If you're a hard-core multitasker, check out Plantronics's roamer-friendly, hands-free CT12. This ultraportable 2.4GHz DSS model is about the size of a pocket calculator and comes with a nifty headset. While it doesn't have an answering machine, and its microphone doesn't do an especially good job of canceling out noise, the single-line CT12 makes a decent pick, especially for the home office. However, priced at $129, it sure doesn't come cheap.
The CT12's handset design is durable, well thought out, and at 4.125 by 3.125 by 4.125 (WDH) inches, it's perfectly pocket-size. Even the slim, unobtrusive base is appealing. Keypad controls are well labeled and easy to maneuver, although folks with larger hands may find the keypad a bit too cramped. You can wear the headset over the ear or the head; both positions are reasonably comfortable. Despite the unit's miniature size, Plantronics still found room to add a very readable three-line, backlit LCD. In addition, the headset features FireFly, a red light at the end of the mouthpiece, which pulses when the phone is in use. The light fell just within our peripheral vision, which we found somewhat annoying.
As for features, the CT12's are fairly standard. You get 10-number speed dialing, a 100-name phone book, support for caller ID and call waiting, and 10 ring tones. There's no answering machine, which could be a deal breaker for some. Since the CT12 is designed for hands-free convenience via the included headset, there's no speakerphone, either. Battery life is quite good. We exceeded the 5.5-hour talk time by a little more than an hour, but we fell 1.5 days short of the 10-day standby time.
Call quality was also pleasing. According to Plantronics, the CT12's maximum range is 100 feet from the base unit. While we didn't push the CT12 to the max, we were able to get excellent range over a distance of more than 50 feet, with minimal breakup. Callers sounded crisp and clear, although in our tests, we heard a lot of the background sounds that the CT12's noise-canceling headset was supposed to block out. It's not horrible, but it doesn't meet the advertised claims.

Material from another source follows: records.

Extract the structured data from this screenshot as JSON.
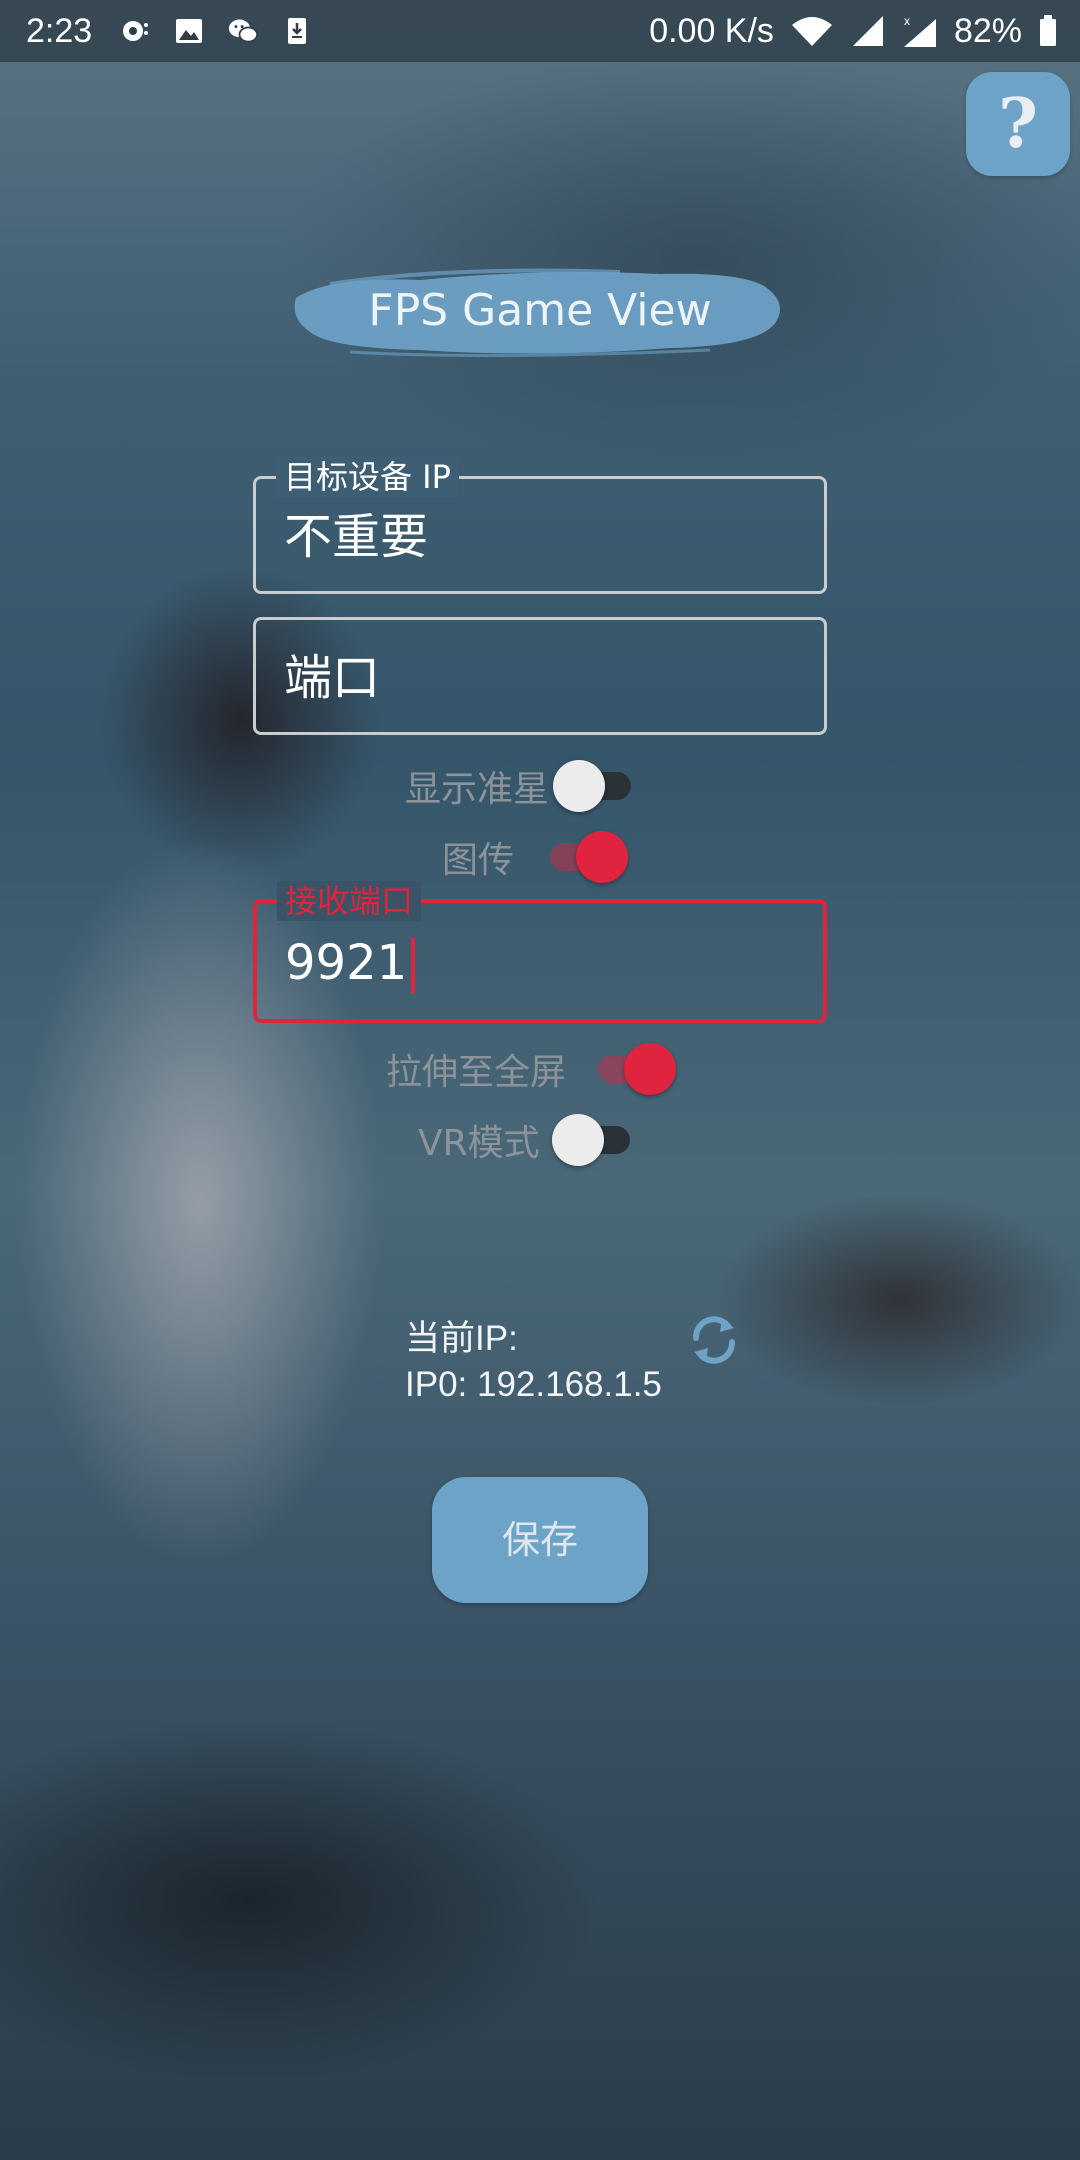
{
  "status_bar": {
    "time": "2:23",
    "net_speed": "0.00 K/s",
    "battery": "82%",
    "icons": [
      "notification-icon",
      "image-icon",
      "wechat-icon",
      "download-icon",
      "wifi-icon",
      "signal-icon",
      "signal-icon-2",
      "battery-icon"
    ]
  },
  "help": {
    "label": "?"
  },
  "title": "FPS Game View",
  "target_ip": {
    "legend": "目标设备 IP",
    "value": "不重要"
  },
  "port": {
    "value": "端口"
  },
  "crosshair": {
    "label": "显示准星",
    "on": false
  },
  "image_transfer": {
    "label": "图传",
    "on": true
  },
  "receive_port": {
    "legend": "接收端口",
    "value": "9921"
  },
  "stretch": {
    "label": "拉伸至全屏",
    "on": true
  },
  "vr": {
    "label": "VR模式",
    "on": false
  },
  "ip_info": {
    "label": "当前IP:",
    "value": "IP0: 192.168.1.5"
  },
  "save": {
    "label": "保存"
  },
  "colors": {
    "accent": "#e0233f",
    "button": "#6ea3c8"
  }
}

And we heard a fair amount of interference, perhaps because we also run a Wi-Fi network in our testing environment (Wi-Fi networks use the same frequency as 2.4GHz phones). Still, overall, the quality is good, and the design works.